I was advised I could go up a size to allow for the lack of stretch, but after making this one, I think I’d be tempted to actually go back down a size for my next one, as this seems roomy enough.
I used ripstop for the outer, so in theory if it gets snagged on the thorns then the hole won’t spread. The lining (which isn’t part of the pattern itself, but was just made to the same size as the outer, then stitched together at the armholes, neckline and base hem) is a plain microfleece.
I used the fleece for both sides of the collar, so it makes it more comfortable to wear.
The stitching isn’t perfect (the lining seems a bit big compared to the outer on the side seams), and I know I messed up trying to sew the armhole seams…. I really need to learn the burrito method! But the jacket is perfectly usable – it’s really comfy, and all I need to do now is go out in the rain to test out how waterproof it is!
Ok, I will admit I finished this Knot Your Average Top* late last year, but I realised I hadn’t ever blogged the finished top! Back in May, I had got to a sticking point with this Polar Bear Knot top, when I wanted to add in a shelf bra style part that isn’t in the pattern, but wasn’t too sure how to make it work.
After what felt like hours of instruction-less fabric origami, I wrangled the shelf bra into place, but had to unpick one sleeve as I’d made a basic error in attaching that to the shelf bra armscye. But that was mostly user error, and trying to add in a shelf bra for the first time, on a pattern that doesn’t include that option.
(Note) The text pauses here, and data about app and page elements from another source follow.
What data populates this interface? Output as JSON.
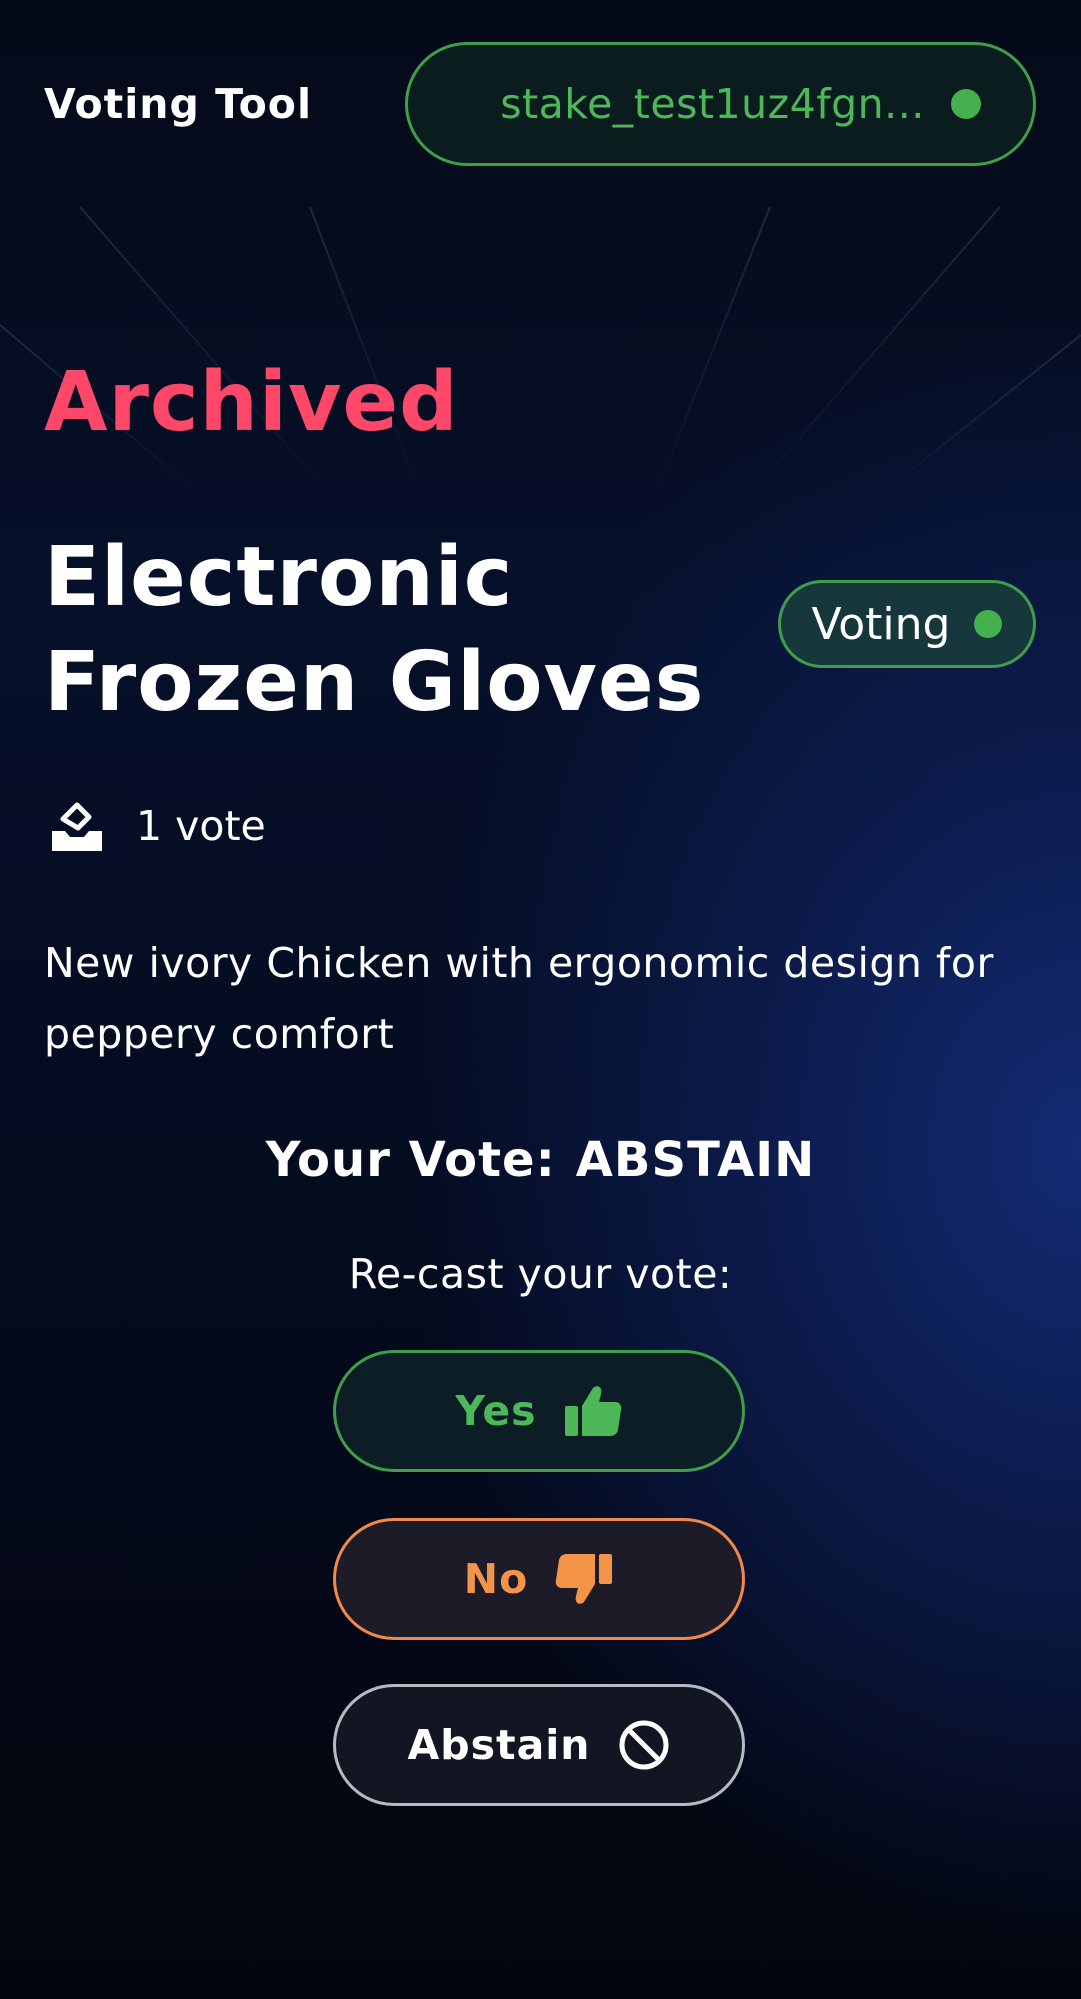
{
  "header": {
    "app_title": "Voting Tool",
    "wallet_address": "stake_test1uz4fgn...",
    "wallet_status_icon": "connected-dot-icon"
  },
  "proposal": {
    "status": "Archived",
    "title": "Electronic Frozen Gloves",
    "phase_badge": "Voting",
    "votes_icon": "ballot-box-icon",
    "votes_count": "1 vote",
    "description": "New ivory Chicken with ergonomic design for peppery comfort"
  },
  "vote": {
    "your_vote_label": "Your Vote:",
    "your_vote_value": "ABSTAIN",
    "recast_label": "Re-cast your vote:",
    "buttons": {
      "yes_label": "Yes",
      "yes_icon": "thumbs-up-icon",
      "no_label": "No",
      "no_icon": "thumbs-down-icon",
      "abstain_label": "Abstain",
      "abstain_icon": "prohibited-icon"
    }
  },
  "colors": {
    "accent_green": "#4db85a",
    "archived_red": "#ff4869",
    "no_orange": "#f39449",
    "background": "#050a18"
  }
}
I won’t be sharing how I eventually achieved adding it in, as I made it ultra complicated – I need to try adding it into a few other patterns to perfect my method, before feeling confident at sharing it!
As with my other Knot your Average tops, the bust section has folds where it appears there’s too much fabric. It’s still there even when I change the cup size on the pattern (even on the smaller cup size top I made from scuba), so I’m assuming that it’s down to either the fit on the shoulder, or maybe needing to take out some height between the shoulder and underbust (that’s not an adjustment I’ve ever tried doing).
So ok, it’s not perfect but then if I’d bought a ready to wear top in a similar style, that was never going to fit me perfectly anyway. I had fun sewing this top, and learnt quite a bit in trying to add in the shelf bra, and that’s what matters!
* – affiliate link Pattern: Knot Your Average Top* by 5 out of 4 Patterns Fabric: Cotton Elastane from Fashion Fabrics